When my first book was released, I used to go to the local book stores in Belgium to find out if they had a copy of my book. Most of the times they didn't, so I asked them to order one because: if your book isn't on the shelve, it won't get bought. However: as "iText in Action" isn't a book for a broad audience (it's intended for developers who want to create PDF documents), not many copies were sold in the average book store (FNAC, Standaard Boekhandel,...). As it was my first book, I couldn't resist entering these stores every time I was in the neighborhood, just to say hello to my book.
Bruno Lowagie's blog
It's official: I received a PIN code from Google to confirm the address of the iText Dev Shack:

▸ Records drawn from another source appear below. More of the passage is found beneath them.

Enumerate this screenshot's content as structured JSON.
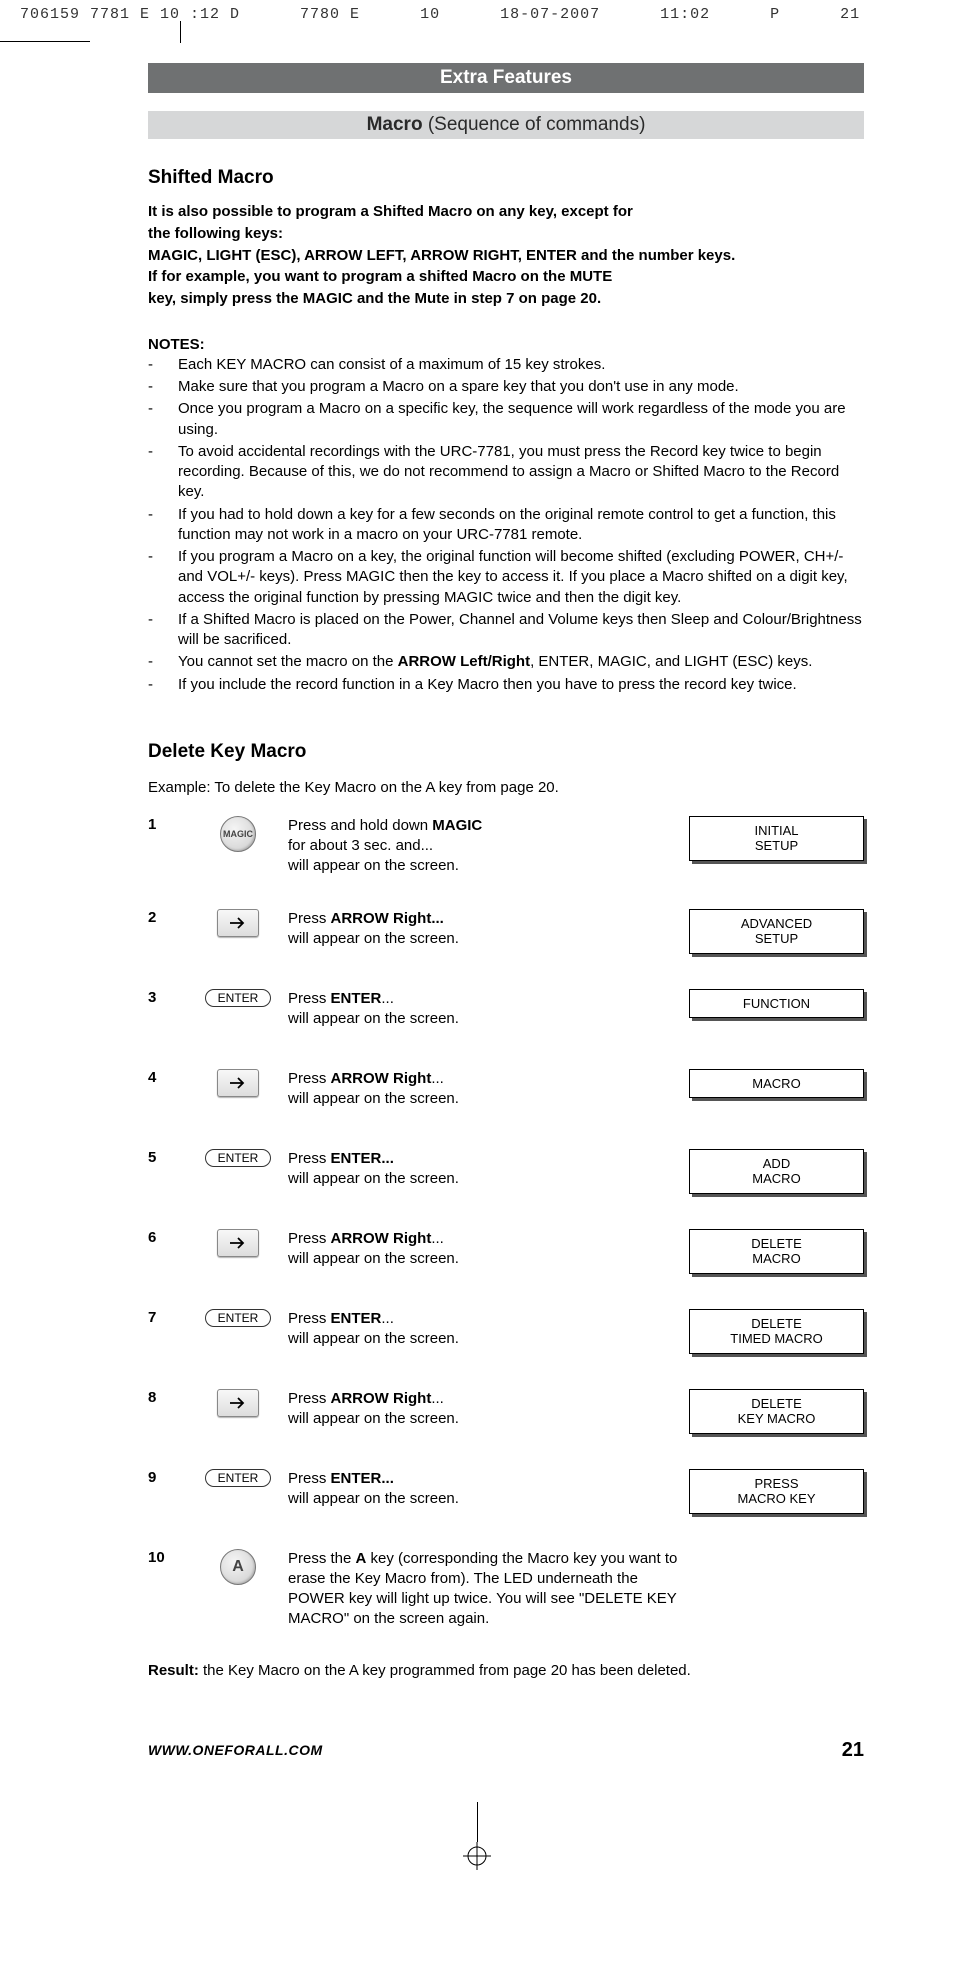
{
  "print_header": {
    "left": "706159 7781 E 10 :12 D",
    "mid1": "7780 E",
    "mid2": "10",
    "date": "18-07-2007",
    "time": "11:02",
    "p": "P",
    "num": "21"
  },
  "bands": {
    "extra_features": "Extra Features",
    "macro_bold": "Macro",
    "macro_rest": " (Sequence of commands)"
  },
  "shifted": {
    "heading": "Shifted Macro",
    "intro_l1": "It is also possible to program a Shifted Macro on any key, except for",
    "intro_l2": "the following keys:",
    "intro_l3": "MAGIC, LIGHT (ESC), ARROW LEFT, ARROW RIGHT, ENTER and the number keys.",
    "intro_l4": "If for example, you want to program a shifted Macro on the MUTE",
    "intro_l5": "key, simply press the MAGIC and the Mute in step 7 on page 20."
  },
  "notes_title": "NOTES:",
  "notes": [
    "Each KEY MACRO can consist of a maximum of 15 key strokes.",
    "Make sure that you program a Macro on a spare key that you don't use in any mode.",
    "Once you program a Macro on a specific key, the sequence will work regardless of the mode you are using.",
    "To avoid accidental recordings with the URC-7781, you must press the Record key twice to begin recording. Because of this, we do not recommend to assign a Macro or Shifted Macro to the Record key.",
    "If you had to hold down a key for a few seconds on the original remote control to get a function, this function may not work in a macro on your URC-7781 remote.",
    "If you program a Macro on a key, the original function will become shifted (excluding POWER, CH+/- and VOL+/- keys). Press MAGIC then the key to access it. If you place a Macro shifted on a digit key, access the original function by pressing MAGIC twice and then the digit key.",
    "If a Shifted Macro is placed on the Power, Channel and Volume keys then Sleep and Colour/Brightness will be sacrificed.",
    "You cannot set the macro on the <b>ARROW Left/Right</b>, ENTER, MAGIC, and LIGHT (ESC) keys.",
    "If you include the record function in a Key Macro then you have to press the record key twice."
  ],
  "delete": {
    "heading": "Delete Key Macro",
    "example": "Example: To delete the Key Macro on the A key from page 20."
  },
  "icons": {
    "magic_label": "MAGIC",
    "enter_label": "ENTER",
    "a_label": "A"
  },
  "steps": [
    {
      "num": "1",
      "icon": "magic",
      "text": "Press and hold down <b>MAGIC</b><br>for about 3 sec. and...<br>will appear on the screen.",
      "screen": "INITIAL<br>SETUP"
    },
    {
      "num": "2",
      "icon": "arrow",
      "text": "Press <b>ARROW Right...</b><br>will appear on the screen.",
      "screen": "ADVANCED<br>SETUP"
    },
    {
      "num": "3",
      "icon": "enter",
      "text": "Press <b>ENTER</b>...<br>will appear on the screen.",
      "screen": "FUNCTION"
    },
    {
      "num": "4",
      "icon": "arrow",
      "text": "Press <b>ARROW Right</b>...<br>will appear on the screen.",
      "screen": "MACRO"
    },
    {
      "num": "5",
      "icon": "enter",
      "text": "Press <b>ENTER...</b><br>will appear on the screen.",
      "screen": "ADD<br>MACRO"
    },
    {
      "num": "6",
      "icon": "arrow",
      "text": "Press <b>ARROW Right</b>...<br>will appear on the screen.",
      "screen": "DELETE<br>MACRO"
    },
    {
      "num": "7",
      "icon": "enter",
      "text": "Press <b>ENTER</b>...<br>will appear on the screen.",
      "screen": "DELETE<br>TIMED MACRO"
    },
    {
      "num": "8",
      "icon": "arrow",
      "text": "Press <b>ARROW Right</b>...<br>will appear on the screen.",
      "screen": "DELETE<br>KEY MACRO"
    },
    {
      "num": "9",
      "icon": "enter",
      "text": "Press <b>ENTER...</b><br>will appear on the screen.",
      "screen": "PRESS<br>MACRO KEY"
    },
    {
      "num": "10",
      "icon": "a",
      "text": "Press the <b>A</b> key (corresponding the Macro key you want to erase the Key Macro from). The LED underneath the POWER key will light up twice. You will see \"DELETE KEY MACRO\" on  the screen again.",
      "screen": ""
    }
  ],
  "result": "<b>Result:</b> the Key Macro on the A key programmed from page 20 has been deleted.",
  "footer": {
    "url": "WWW.ONEFORALL.COM",
    "page": "21"
  }
}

Did you know about Google Places? If you have a business, you can add your address, and Google will send you a card like the one above so that you can create a page on Google Places. Your business will also appear on Google Maps and Google Latitude when people look for them.
This morning I did a small test to see if I could watch TV on a tablet PC, now let's take a look if this also works on a smart phone:
The interface is somewhat different. It was to be expected that it would be a little bit harder to use because of the smaller screen, but the quality is still amazing (don't let the reduced resolution of the movie fool you).
I've been postponing this final blog about the film festival because writing positive blogs such as Film Festival Ghent 2011: my personal top 10 is much more fun than writing negative blogs.
However, I did make a list of movies that disappointed me. Again: this is a very personal list. I know that some movies on this list aren't bad at all, but I was just too disappointed to put them in my additional list of good movies, let alone in my top 10:
I was browsing the Android market to see if I could find any interesting apps when I stumbled upon the "TV Overal Tab" from Belgacom. I didn't know Belgacom TV was available on tablets yet; I don't watch TV that much, so I must have missed all the commercials about it. I did a quick search on the Belgacom site, and I found the TV Partout page. As we have Belgacom TV, we can test TV on the tablet for free until the end of the year. This is what it looks like:
Yesterday evening I went shopping for Android tablets. We've been selling the Android port for iText to several customers now, but apart from a simple Hello World example and a Calls2Pdf app for Android smart phones, we didn't do much Android development. I didn't even own a tab, in spite of the fact that I knew from the start that iText on Android would be more useful on a tablet than on a phone.
The film festival is always a good opportunity to watch quality documentaries. This year wasn't any different. It's no coincidence that there are three documentaries in my top 10 of "best movies" at the festival. Actually, we like all these movies very much, except maybe the Morgan Spurlock documentary about product placement.
- Senna (Asif Kapadia) (4.77 ; rank 1)
- Life in a Day (Kevin MacDonald) (4.39 ; rank 22)
- Eenentwintig + Zeven (Kenneth Michiels) (KASK Docs)
A couple of days ago, I published my personal top 10 of movies I really liked at the film festival. Now let's take a look at 25 feature films that didn't make the top 10, but that weren't bad at all.
- Win Win (Thomas McCarthy) (4.15; rank 37)
- The Future (Miranda July) (3.71; rank 72)
- The Help (Tate Taylor) (4.70; rank 3)
- The Descendants (Alexander Payne) (3.44; rank 80)
- The conspirator (Robert Redford) (4.34; rank 28)
When we go to the film festival, we discuss the movies we've seen with plenty of people. It's always surprising how opinions can differ. For instance: many of the people we know really liked Once upon a time in Anatolia (Nuri Bilge Ceylan). We thought it was boring and the audience agreed: the film received a score of 3.27 out of 5 (ranked 84 of a total of 89 new movies). Many people we talked to didn't like The Future (Miranda July), but we appreciated the movie very much and the audience didn't agree, they gave it a score of 3.71 (72nd place in the top 89).
We've attended 52 screenings, but I've made a top 55 because one of the screenings (KASK Docs; 4.62/5; rank 4) consisted of four documentaries of half an hour. I've counted these four documentaries as separate movies.
Want to know more? Go to http://ifosslawbook.org/ and read it online for free!